* _REQUIRED ACTION_:
Which lines of the entries below hold the word "structured"? Report each of them.

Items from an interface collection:
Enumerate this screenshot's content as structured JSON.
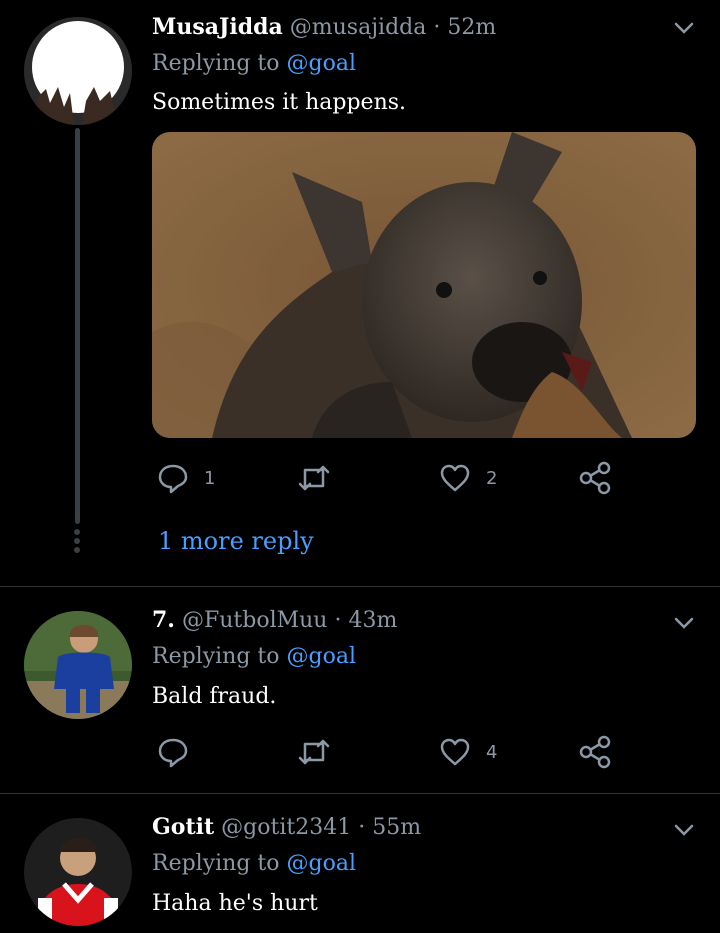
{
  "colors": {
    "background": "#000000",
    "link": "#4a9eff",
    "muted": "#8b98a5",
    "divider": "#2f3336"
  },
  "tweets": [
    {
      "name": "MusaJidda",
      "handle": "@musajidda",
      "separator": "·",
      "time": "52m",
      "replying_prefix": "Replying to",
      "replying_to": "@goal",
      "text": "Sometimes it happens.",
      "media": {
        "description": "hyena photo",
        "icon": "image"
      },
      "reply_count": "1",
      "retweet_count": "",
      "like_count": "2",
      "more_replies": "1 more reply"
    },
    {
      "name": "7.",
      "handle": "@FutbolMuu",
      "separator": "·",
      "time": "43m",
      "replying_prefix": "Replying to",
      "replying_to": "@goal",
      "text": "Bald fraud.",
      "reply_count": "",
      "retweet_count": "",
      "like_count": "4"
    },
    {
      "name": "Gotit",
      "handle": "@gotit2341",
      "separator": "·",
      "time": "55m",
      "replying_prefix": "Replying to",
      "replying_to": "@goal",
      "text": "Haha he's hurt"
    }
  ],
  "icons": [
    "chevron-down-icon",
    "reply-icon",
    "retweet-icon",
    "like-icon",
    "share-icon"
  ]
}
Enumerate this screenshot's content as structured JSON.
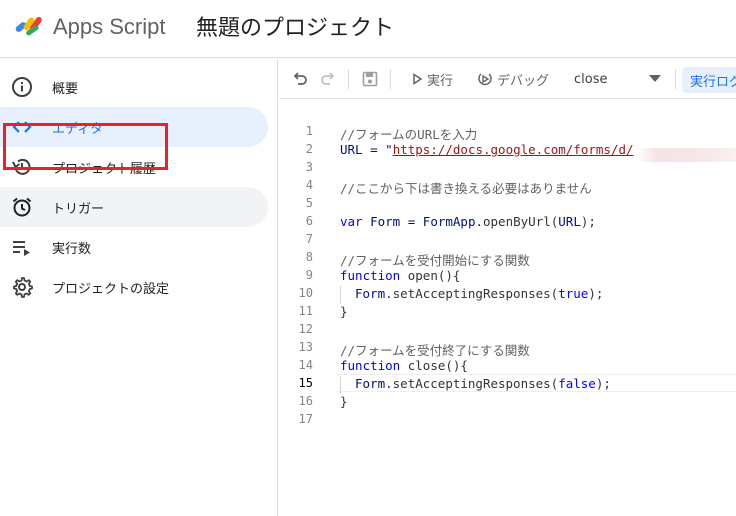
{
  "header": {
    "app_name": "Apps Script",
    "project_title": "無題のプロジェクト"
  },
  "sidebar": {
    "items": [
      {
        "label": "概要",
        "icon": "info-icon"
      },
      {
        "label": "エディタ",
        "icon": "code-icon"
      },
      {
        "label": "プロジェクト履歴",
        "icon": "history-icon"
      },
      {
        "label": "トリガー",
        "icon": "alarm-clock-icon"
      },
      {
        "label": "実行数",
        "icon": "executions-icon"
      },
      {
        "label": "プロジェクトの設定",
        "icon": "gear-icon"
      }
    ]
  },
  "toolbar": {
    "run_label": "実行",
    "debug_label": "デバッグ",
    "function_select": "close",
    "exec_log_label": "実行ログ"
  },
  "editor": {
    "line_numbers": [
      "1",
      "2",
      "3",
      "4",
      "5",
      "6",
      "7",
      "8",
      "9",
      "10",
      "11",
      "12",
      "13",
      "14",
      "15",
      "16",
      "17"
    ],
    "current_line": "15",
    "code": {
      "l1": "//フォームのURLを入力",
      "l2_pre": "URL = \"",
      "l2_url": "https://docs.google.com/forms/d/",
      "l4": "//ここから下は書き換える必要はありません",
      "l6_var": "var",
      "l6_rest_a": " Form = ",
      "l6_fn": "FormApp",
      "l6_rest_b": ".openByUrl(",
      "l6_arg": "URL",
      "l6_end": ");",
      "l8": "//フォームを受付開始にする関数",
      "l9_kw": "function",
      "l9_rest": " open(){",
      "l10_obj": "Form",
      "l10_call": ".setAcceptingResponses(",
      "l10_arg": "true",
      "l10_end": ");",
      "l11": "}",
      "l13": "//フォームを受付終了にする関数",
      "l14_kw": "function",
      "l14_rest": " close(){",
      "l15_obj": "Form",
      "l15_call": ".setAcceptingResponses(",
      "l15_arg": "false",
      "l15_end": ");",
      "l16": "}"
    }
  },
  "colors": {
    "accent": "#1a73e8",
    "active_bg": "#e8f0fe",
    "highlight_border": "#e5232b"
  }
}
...
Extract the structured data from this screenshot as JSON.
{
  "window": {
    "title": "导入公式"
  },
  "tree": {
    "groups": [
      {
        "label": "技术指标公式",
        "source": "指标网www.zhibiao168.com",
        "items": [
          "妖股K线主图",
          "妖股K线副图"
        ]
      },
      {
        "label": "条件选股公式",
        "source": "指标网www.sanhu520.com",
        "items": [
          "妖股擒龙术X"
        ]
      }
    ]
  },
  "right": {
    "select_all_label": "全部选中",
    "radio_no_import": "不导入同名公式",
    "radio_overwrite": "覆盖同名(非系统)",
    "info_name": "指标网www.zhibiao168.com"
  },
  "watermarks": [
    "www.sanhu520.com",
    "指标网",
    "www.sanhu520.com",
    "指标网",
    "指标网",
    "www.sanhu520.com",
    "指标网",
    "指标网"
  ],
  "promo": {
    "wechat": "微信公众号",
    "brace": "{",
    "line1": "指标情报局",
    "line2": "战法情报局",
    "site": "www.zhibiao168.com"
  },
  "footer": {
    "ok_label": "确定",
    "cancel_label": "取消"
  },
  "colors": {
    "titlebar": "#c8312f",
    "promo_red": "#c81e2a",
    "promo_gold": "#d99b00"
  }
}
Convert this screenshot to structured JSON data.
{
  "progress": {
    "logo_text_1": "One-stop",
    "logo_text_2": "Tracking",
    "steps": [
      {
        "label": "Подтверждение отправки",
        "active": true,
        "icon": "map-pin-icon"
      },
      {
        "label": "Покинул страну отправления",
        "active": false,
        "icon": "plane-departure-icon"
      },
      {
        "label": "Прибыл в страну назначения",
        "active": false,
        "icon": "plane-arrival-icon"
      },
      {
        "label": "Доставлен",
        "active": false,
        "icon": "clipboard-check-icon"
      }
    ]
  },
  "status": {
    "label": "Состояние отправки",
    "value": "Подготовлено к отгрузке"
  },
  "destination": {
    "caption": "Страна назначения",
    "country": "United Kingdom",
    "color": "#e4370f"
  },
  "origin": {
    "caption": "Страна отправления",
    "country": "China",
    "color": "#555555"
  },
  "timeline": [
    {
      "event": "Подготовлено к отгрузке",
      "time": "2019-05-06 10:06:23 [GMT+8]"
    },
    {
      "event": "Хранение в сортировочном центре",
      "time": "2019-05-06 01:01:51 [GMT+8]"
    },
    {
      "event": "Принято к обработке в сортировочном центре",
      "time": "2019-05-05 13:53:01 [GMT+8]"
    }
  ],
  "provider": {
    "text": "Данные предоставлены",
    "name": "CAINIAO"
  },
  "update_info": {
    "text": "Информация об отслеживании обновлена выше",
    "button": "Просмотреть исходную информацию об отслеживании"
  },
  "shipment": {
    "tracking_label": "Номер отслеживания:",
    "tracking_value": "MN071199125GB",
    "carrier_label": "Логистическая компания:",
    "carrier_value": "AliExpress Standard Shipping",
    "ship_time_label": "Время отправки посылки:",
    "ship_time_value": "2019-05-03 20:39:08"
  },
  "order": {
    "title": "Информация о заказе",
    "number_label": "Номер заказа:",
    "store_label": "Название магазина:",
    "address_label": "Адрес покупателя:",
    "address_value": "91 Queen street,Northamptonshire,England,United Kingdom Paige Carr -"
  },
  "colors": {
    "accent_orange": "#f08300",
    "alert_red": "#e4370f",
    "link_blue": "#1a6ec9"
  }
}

* _SOLUTION TO THE EXERCISE_:
Enumerate this screenshot's content as structured JSON.
Enumerate this screenshot's content as structured JSON.
Extract the structured data from this screenshot as JSON.
Convert this screenshot to structured JSON data.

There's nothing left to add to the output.